_Exercise requirements_
Find and copy the lines in the records beneath this task that contain the word "title".

_Data extract_
*** Begin section ***

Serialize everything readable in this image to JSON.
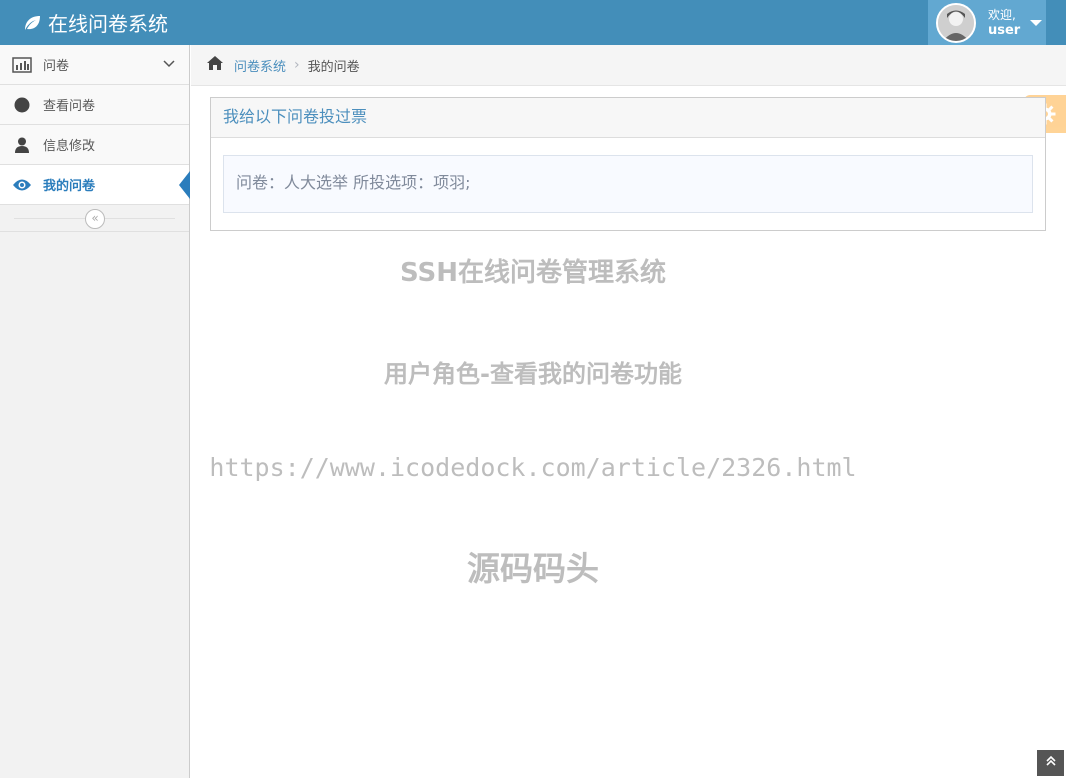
{
  "navbar": {
    "brand": "在线问卷系统",
    "welcome": "欢迎,",
    "username": "user"
  },
  "sidebar": {
    "items": [
      {
        "label": "问卷",
        "icon": "bar-chart-icon"
      },
      {
        "label": "查看问卷",
        "icon": "circle-icon"
      },
      {
        "label": "信息修改",
        "icon": "user-icon"
      },
      {
        "label": "我的问卷",
        "icon": "eye-icon",
        "active": true
      }
    ],
    "collapse_icon": "«"
  },
  "breadcrumb": {
    "home": "问卷系统",
    "current": "我的问卷"
  },
  "panel": {
    "title": "我给以下问卷投过票",
    "entry": "问卷：人大选举  所投选项：项羽;"
  },
  "watermark": {
    "line1": "SSH在线问卷管理系统",
    "line2": "用户角色-查看我的问卷功能",
    "line3": "https://www.icodedock.com/article/2326.html",
    "line4": "源码码头"
  },
  "scroll_top_icon": "»",
  "colors": {
    "navbar": "#438eb9",
    "user_menu": "#62a8d1",
    "active": "#2b7dbc",
    "settings": "#ffb752"
  }
}
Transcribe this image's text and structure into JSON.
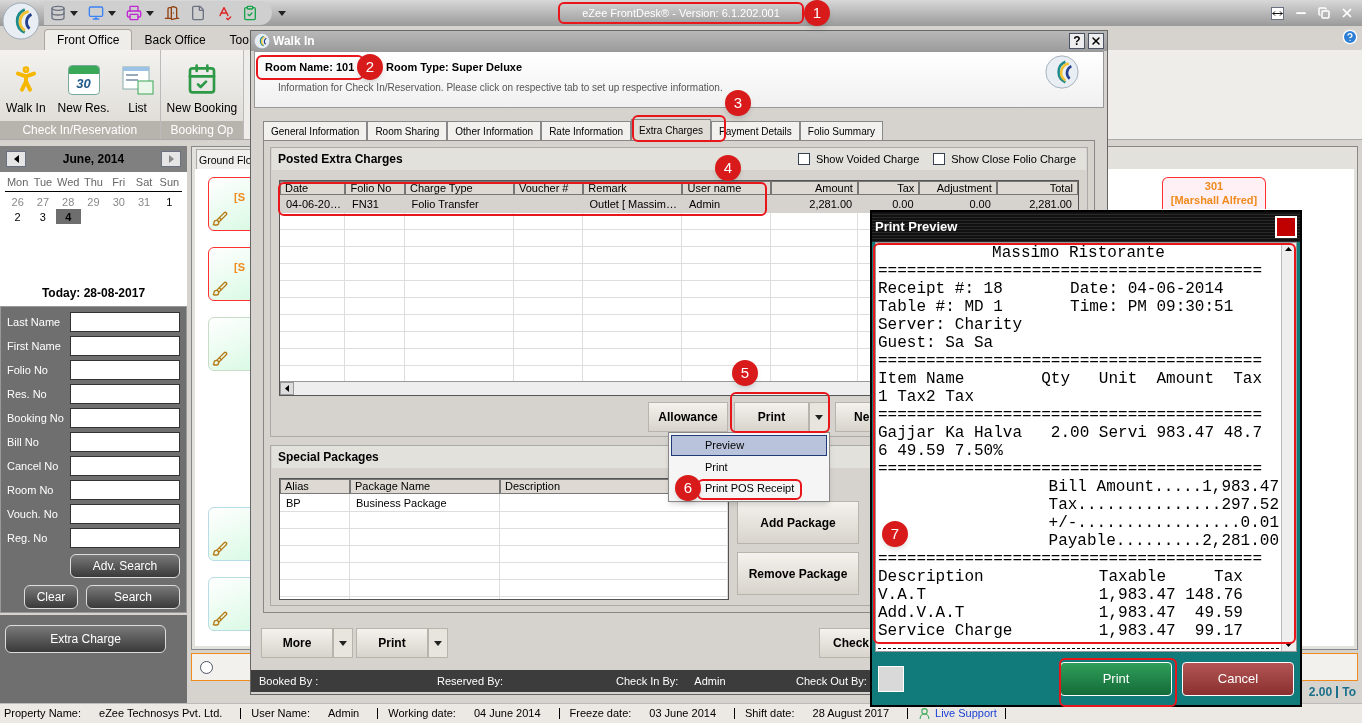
{
  "app": {
    "title": "eZee FrontDesk® - Version: 6.1.202.001"
  },
  "quick_toolbar": [
    {
      "kind": "database",
      "dropdown": true
    },
    {
      "kind": "monitor",
      "dropdown": true
    },
    {
      "kind": "printer",
      "dropdown": true
    },
    {
      "kind": "door",
      "dropdown": false
    },
    {
      "kind": "document",
      "dropdown": false
    },
    {
      "kind": "spellcheck",
      "dropdown": false
    },
    {
      "kind": "checklist",
      "dropdown": false
    }
  ],
  "ribbon_tabs": [
    {
      "label": "Front Office",
      "selected": true
    },
    {
      "label": "Back Office",
      "selected": false
    },
    {
      "label": "Too",
      "selected": false
    }
  ],
  "ribbon_groups": [
    {
      "label": "Check In/Reservation",
      "buttons": [
        {
          "kind": "walker",
          "label": "Walk In"
        },
        {
          "kind": "calendar",
          "label": "New Res.",
          "badge": "30"
        },
        {
          "kind": "list",
          "label": "List"
        }
      ]
    },
    {
      "label": "Booking Op",
      "buttons": [
        {
          "kind": "booking",
          "label": "New Booking"
        }
      ]
    }
  ],
  "calendar": {
    "month": "June, 2014",
    "weekdays": [
      "Mon",
      "Tue",
      "Wed",
      "Thu",
      "Fri",
      "Sat",
      "Sun"
    ],
    "days": [
      {
        "day": "26",
        "other_month": true,
        "selected": false
      },
      {
        "day": "27",
        "other_month": true,
        "selected": false
      },
      {
        "day": "28",
        "other_month": true,
        "selected": false
      },
      {
        "day": "29",
        "other_month": true,
        "selected": false
      },
      {
        "day": "30",
        "other_month": true,
        "selected": false
      },
      {
        "day": "31",
        "other_month": true,
        "selected": false
      },
      {
        "day": "1",
        "other_month": false,
        "selected": false
      },
      {
        "day": "2",
        "other_month": false,
        "selected": false
      },
      {
        "day": "3",
        "other_month": false,
        "selected": false
      },
      {
        "day": "4",
        "other_month": false,
        "selected": true
      }
    ],
    "today": "Today: 28-08-2017"
  },
  "search": {
    "fields": [
      "Last Name",
      "First Name",
      "Folio No",
      "Res. No",
      "Booking No",
      "Bill No",
      "Cancel No",
      "Room No",
      "Vouch. No",
      "Reg. No"
    ],
    "advanced": "Adv. Search",
    "clear": "Clear",
    "search": "Search"
  },
  "extra_charge_button": "Extra Charge",
  "floor_tab": "Ground Flo",
  "room_cards": [
    {
      "label": "[S",
      "color": "#ff3030"
    },
    {
      "label": "[S",
      "color": "#ff3030"
    },
    {
      "color": "#c8dcc8"
    },
    {
      "color": "#b8dce6"
    },
    {
      "color": "#b8dce6"
    }
  ],
  "featured_room": {
    "number": "301",
    "guest": "[Marshall Alfred]"
  },
  "bottom_strip": {
    "radio_selected": false,
    "value": "2.00",
    "label": "To"
  },
  "status_bar": [
    {
      "label": "Property Name:",
      "value": "eZee Technosys Pvt. Ltd."
    },
    {
      "label": "User Name:",
      "value": "Admin"
    },
    {
      "label": "Working date:",
      "value": "04 June 2014"
    },
    {
      "label": "Freeze date:",
      "value": "03 June 2014"
    },
    {
      "label": "Shift date:",
      "value": "28 August 2017"
    }
  ],
  "live_support": "Live Support",
  "walk_in": {
    "title": "Walk In",
    "help_button": "?",
    "room_name": "Room Name: 101",
    "room_type": "Room Type: Super Deluxe",
    "info": "Information for Check In/Reservation. Please click on respective tab to set up respective information.",
    "tabs": [
      {
        "label": "General Information",
        "selected": false
      },
      {
        "label": "Room Sharing",
        "selected": false
      },
      {
        "label": "Other Information",
        "selected": false
      },
      {
        "label": "Rate Information",
        "selected": false
      },
      {
        "label": "Extra Charges",
        "selected": true
      },
      {
        "label": "Payment Details",
        "selected": false
      },
      {
        "label": "Folio Summary",
        "selected": false
      }
    ],
    "posted_charges": {
      "title": "Posted Extra Charges",
      "options": [
        {
          "label": "Show Voided Charge",
          "checked": false
        },
        {
          "label": "Show Close Folio Charge",
          "checked": false
        }
      ],
      "columns": [
        "Date",
        "Folio No",
        "Charge Type",
        "Voucher #",
        "Remark",
        "User name",
        "Amount",
        "Tax",
        "Adjustment",
        "Total"
      ],
      "rows": [
        {
          "selected": true,
          "cells": [
            "04-06-20…",
            "FN31",
            "Folio Transfer",
            null,
            "Outlet [ Massim…",
            "Admin",
            "2,281.00",
            "0.00",
            "0.00",
            "2,281.00"
          ]
        }
      ]
    },
    "charge_buttons": [
      {
        "label": "Allowance",
        "split": false
      },
      {
        "label": "Print",
        "split": true
      },
      {
        "label": "Ne",
        "split": false
      }
    ],
    "print_menu": [
      {
        "label": "Preview",
        "selected": true
      },
      {
        "label": "Print",
        "selected": false
      },
      {
        "label": "Print POS Receipt",
        "selected": false
      }
    ],
    "packages": {
      "title": "Special Packages",
      "columns": [
        "Alias",
        "Package Name",
        "Description"
      ],
      "rows": [
        [
          "BP",
          "Business Package"
        ]
      ]
    },
    "package_buttons": [
      "Add Package",
      "Remove Package"
    ],
    "footer_buttons": [
      {
        "label": "More",
        "split": true
      },
      {
        "label": "Print",
        "split": true
      },
      {
        "label": "Check",
        "split": false
      }
    ],
    "footer_info": [
      {
        "label": "Booked By :"
      },
      {
        "label": "Reserved By:"
      },
      {
        "label": "Check In By:",
        "value": "Admin"
      },
      {
        "label": "Check Out By:"
      }
    ]
  },
  "print_preview": {
    "title": "Print Preview",
    "receipt": [
      {
        "kind": "center",
        "text": "Massimo Ristorante"
      },
      {
        "kind": "rule",
        "text": "========================================"
      },
      {
        "kind": "text",
        "text": "Receipt #: 18       Date: 04-06-2014"
      },
      {
        "kind": "text",
        "text": "Table #: MD 1       Time: PM 09:30:51"
      },
      {
        "kind": "text",
        "text": "Server: Charity"
      },
      {
        "kind": "text",
        "text": "Guest: Sa Sa"
      },
      {
        "kind": "rule",
        "text": "========================================"
      },
      {
        "kind": "text",
        "text": "Item Name        Qty   Unit  Amount  Tax"
      },
      {
        "kind": "text",
        "text": "1 Tax2 Tax"
      },
      {
        "kind": "rule",
        "text": "========================================"
      },
      {
        "kind": "text",
        "text": "Gajjar Ka Halva   2.00 Servi 983.47 48.7"
      },
      {
        "kind": "text",
        "text": "6 49.59 7.50%"
      },
      {
        "kind": "rule",
        "text": "========================================"
      },
      {
        "kind": "right",
        "text": "Bill Amount.....1,983.47"
      },
      {
        "kind": "right",
        "text": "Tax...............297.52"
      },
      {
        "kind": "right",
        "text": "+/-.................0.01"
      },
      {
        "kind": "right",
        "text": "Payable.........2,281.00"
      },
      {
        "kind": "rule",
        "text": "========================================"
      },
      {
        "kind": "text",
        "text": "Description            Taxable     Tax"
      },
      {
        "kind": "text",
        "text": "V.A.T                  1,983.47 148.76"
      },
      {
        "kind": "text",
        "text": "Add.V.A.T              1,983.47  49.59"
      },
      {
        "kind": "text",
        "text": "Service Charge         1,983.47  99.17"
      }
    ],
    "buttons": [
      {
        "label": "Print",
        "kind": "confirm"
      },
      {
        "label": "Cancel",
        "kind": "cancel"
      }
    ]
  },
  "annotations": [
    {
      "number": "1"
    },
    {
      "number": "2"
    },
    {
      "number": "3"
    },
    {
      "number": "4"
    },
    {
      "number": "5"
    },
    {
      "number": "6"
    },
    {
      "number": "7"
    }
  ]
}
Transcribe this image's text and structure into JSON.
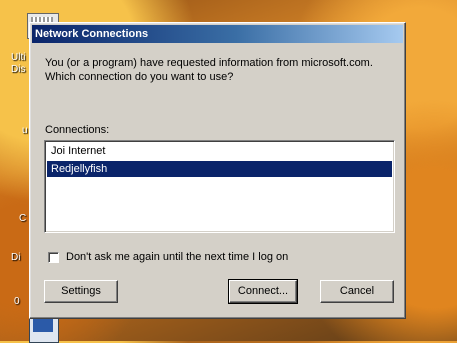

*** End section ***

_Worked solution_
    "title": "我给以下问卷投过票",
    "title": "eZee FrontDesk® - Version: 6.1.202.001"
    "title": "Walk In",
      "title": "Posted Extra Charges",
      "title": "Special Packages",
    "title": "Print Preview",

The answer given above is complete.